Goal of the exercise: From the entries that follow, list every line in which the string "mins" appears.
-- Opening Marker --
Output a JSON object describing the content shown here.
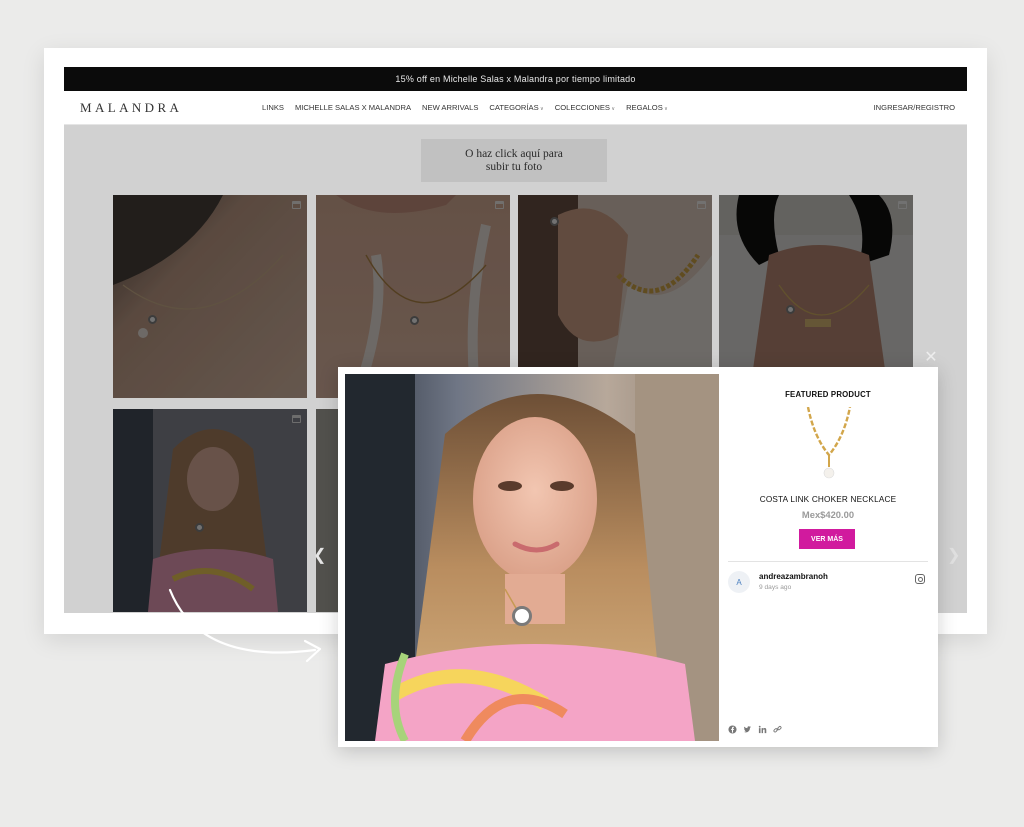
{
  "site": {
    "promo_text": "15% off en Michelle Salas x Malandra por tiempo limitado",
    "brand": "MALANDRA",
    "menu": [
      {
        "label": "LINKS",
        "caret": false
      },
      {
        "label": "MICHELLE SALAS X MALANDRA",
        "caret": false
      },
      {
        "label": "NEW ARRIVALS",
        "caret": false
      },
      {
        "label": "CATEGORÍAS",
        "caret": true
      },
      {
        "label": "COLECCIONES",
        "caret": true
      },
      {
        "label": "REGALOS",
        "caret": true
      }
    ],
    "login": "INGRESAR/REGISTRO",
    "upload_line1": "O haz click aquí para",
    "upload_line2": "subir tu foto"
  },
  "modal": {
    "featured_title": "FEATURED PRODUCT",
    "product_name": "COSTA LINK CHOKER NECKLACE",
    "product_price": "Mex$420.00",
    "cta_label": "VER MÁS",
    "user_initial": "A",
    "username": "andreazambranoh",
    "posted": "9 days ago",
    "icons": {
      "close": "close-icon",
      "prev": "chevron-left-icon",
      "next": "chevron-right-icon",
      "network": "instagram-icon",
      "shares": [
        "facebook-icon",
        "twitter-icon",
        "linkedin-icon",
        "link-icon"
      ]
    }
  },
  "colors": {
    "cta": "#d11a9e",
    "promo_bar": "#0b0b0b",
    "avatar_text": "#4a7fbf"
  }
}
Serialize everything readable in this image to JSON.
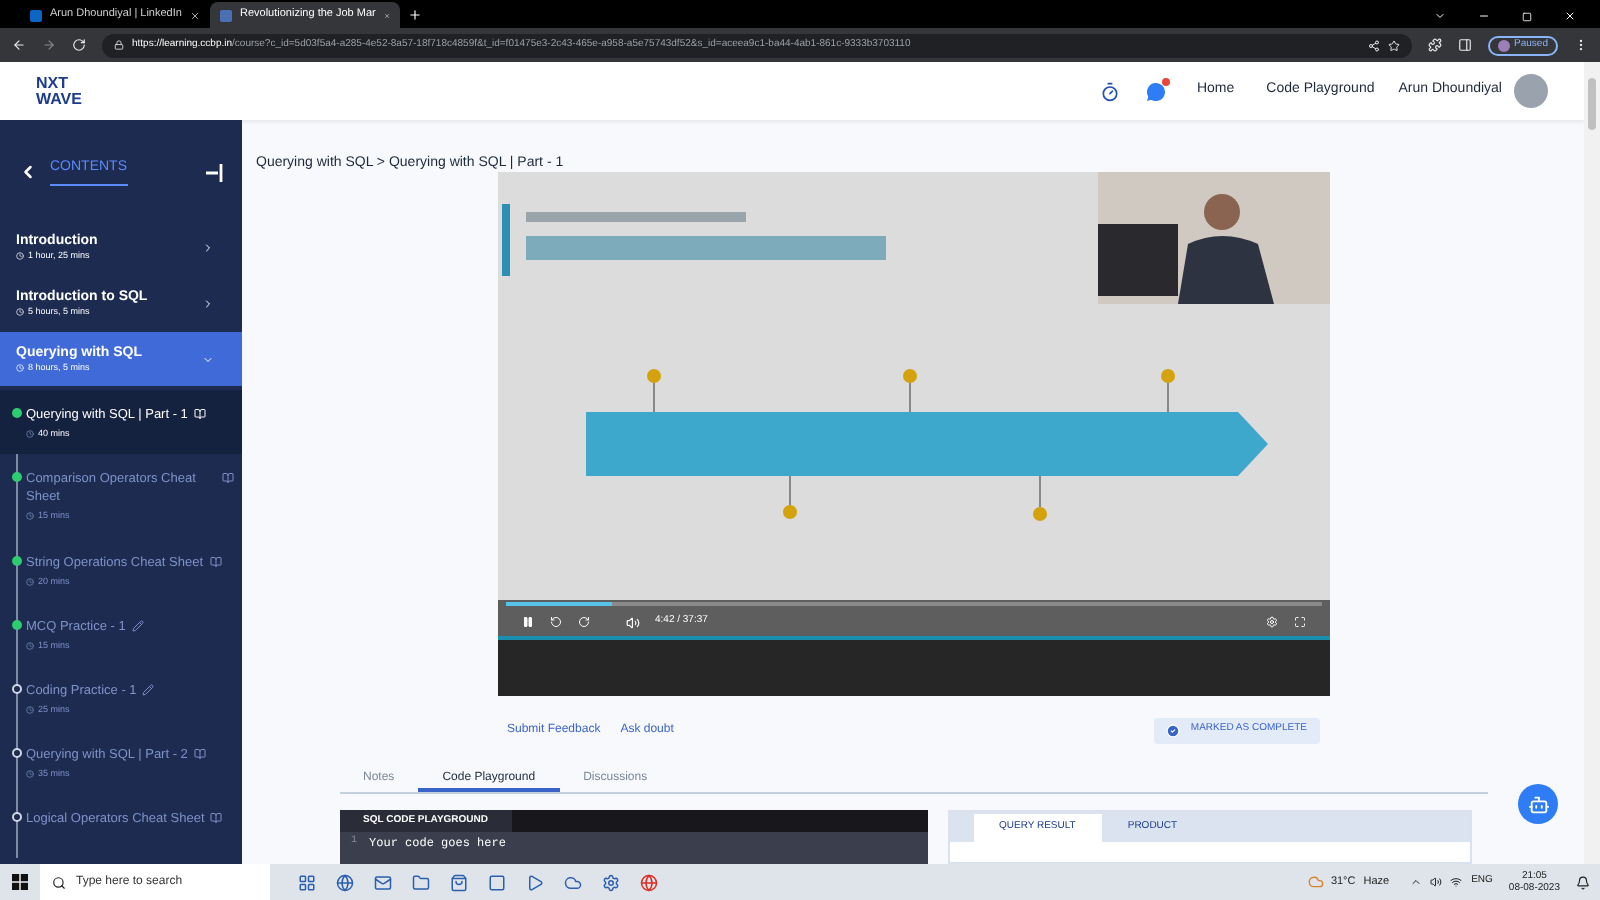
{
  "browser": {
    "tabs": [
      {
        "title": "Arun Dhoundiyal | LinkedIn",
        "selected": false,
        "kind": "linkedin"
      },
      {
        "title": "Revolutionizing the Job Mar",
        "selected": true,
        "kind": "site"
      }
    ],
    "url_host": "https://learning.ccbp.in",
    "url_path": "/course?c_id=5d03f5a4-a285-4e52-8a57-18f718c4859f&t_id=f01475e3-2c43-465e-a958-a5e75743df52&s_id=aceea9c1-ba44-4ab1-861c-9333b3703110",
    "profile": "Paused"
  },
  "header": {
    "logo_top": "NXT",
    "logo_bottom": "WAVE",
    "nav": [
      "Home",
      "Code Playground"
    ],
    "user": "Arun Dhoundiyal",
    "notification": true
  },
  "sidebar": {
    "title": "CONTENTS",
    "modules": [
      {
        "title": "Introduction",
        "duration": "1 hour, 25 mins",
        "expanded": false
      },
      {
        "title": "Introduction to SQL",
        "duration": "5 hours, 5 mins",
        "expanded": false
      },
      {
        "title": "Querying with SQL",
        "duration": "8 hours, 5 mins",
        "expanded": true
      }
    ],
    "lessons": [
      {
        "title": "Querying with SQL | Part - 1",
        "duration": "40 mins",
        "kind": "reading",
        "completed": true,
        "selected": true
      },
      {
        "title": "Comparison Operators Cheat Sheet",
        "duration": "15 mins",
        "kind": "reading",
        "completed": true,
        "selected": false
      },
      {
        "title": "String Operations Cheat Sheet",
        "duration": "20 mins",
        "kind": "reading",
        "completed": true,
        "selected": false
      },
      {
        "title": "MCQ Practice - 1",
        "duration": "15 mins",
        "kind": "practice",
        "completed": true,
        "selected": false
      },
      {
        "title": "Coding Practice - 1",
        "duration": "25 mins",
        "kind": "practice",
        "completed": false,
        "selected": false
      },
      {
        "title": "Querying with SQL | Part - 2",
        "duration": "35 mins",
        "kind": "reading",
        "completed": false,
        "selected": false
      },
      {
        "title": "Logical Operators Cheat Sheet",
        "kind": "reading",
        "completed": false,
        "selected": false
      }
    ]
  },
  "breadcrumb": "Querying with SQL > Querying with SQL | Part - 1",
  "player": {
    "kind": "picture",
    "time": "4:42 / 37:37",
    "level": 0.13,
    "playing": true
  },
  "actions": {
    "feedback": "Submit Feedback",
    "doubt": "Ask doubt",
    "complete": "MARKED AS COMPLETE"
  },
  "tabs": [
    {
      "label": "Notes",
      "selected": false
    },
    {
      "label": "Code Playground",
      "selected": true
    },
    {
      "label": "Discussions",
      "selected": false
    }
  ],
  "editor": {
    "title": "SQL CODE PLAYGROUND",
    "line_number": "1",
    "code": "Your code goes here"
  },
  "result_tabs": [
    {
      "label": "QUERY RESULT",
      "selected": true
    },
    {
      "label": "PRODUCT",
      "selected": false
    }
  ],
  "taskbar": {
    "search_placeholder": "Type here to search",
    "temperature": "31°C",
    "weather": "Haze",
    "lang": "ENG",
    "time": "21:05",
    "date": "08-08-2023"
  }
}
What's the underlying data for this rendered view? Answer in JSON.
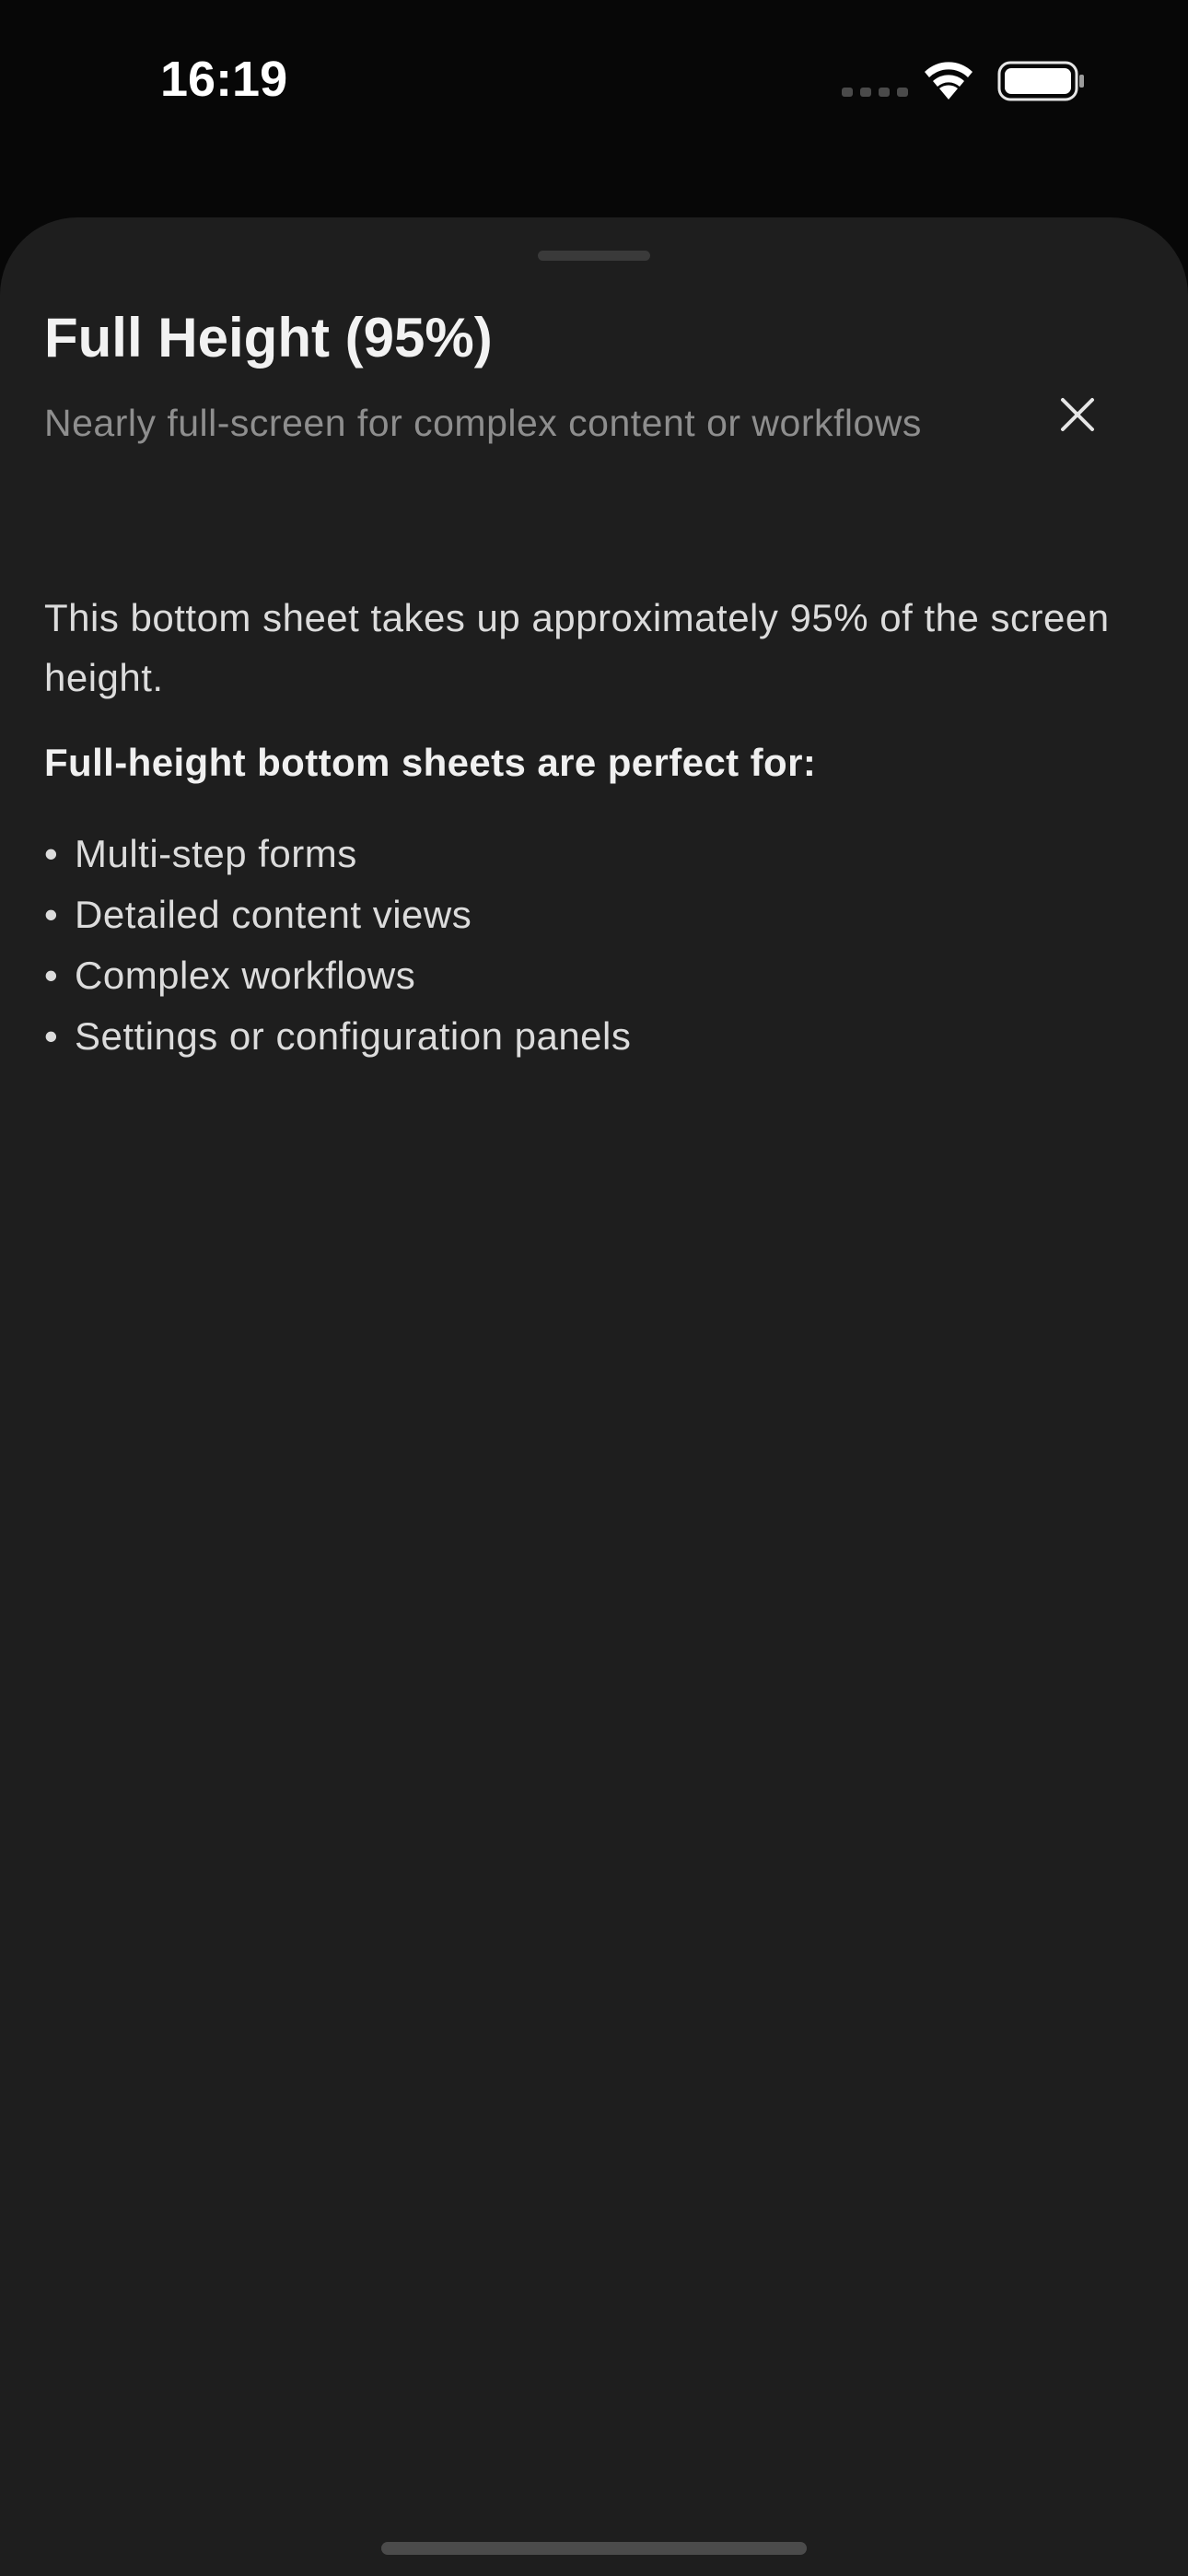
{
  "status_bar": {
    "time": "16:19",
    "signal_icon": "cellular-signal-icon",
    "wifi_icon": "wifi-icon",
    "battery_icon": "battery-icon"
  },
  "sheet": {
    "title": "Full Height (95%)",
    "subtitle": "Nearly full-screen for complex content or workflows",
    "close_icon": "close-icon",
    "description": "This bottom sheet takes up approximately 95% of the screen height.",
    "list_heading": "Full-height bottom sheets are perfect for:",
    "bullet": "•",
    "items": [
      "Multi-step forms",
      "Detailed content views",
      "Complex workflows",
      "Settings or configuration panels"
    ]
  },
  "colors": {
    "screen_background": "#070707",
    "sheet_background": "#1e1e1e",
    "title": "#f2f2f2",
    "subtitle": "#8e8e8e",
    "body_text": "#dcdcdc"
  }
}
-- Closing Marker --
Exercise answer:
        "duration": "1 hour, 25 mins",
        "duration": "5 hours, 5 mins",
        "duration": "8 hours, 5 mins",
        "duration": "40 mins",
        "duration": "15 mins",
        "duration": "20 mins",
        "duration": "15 mins",
        "duration": "25 mins",
        "duration": "35 mins",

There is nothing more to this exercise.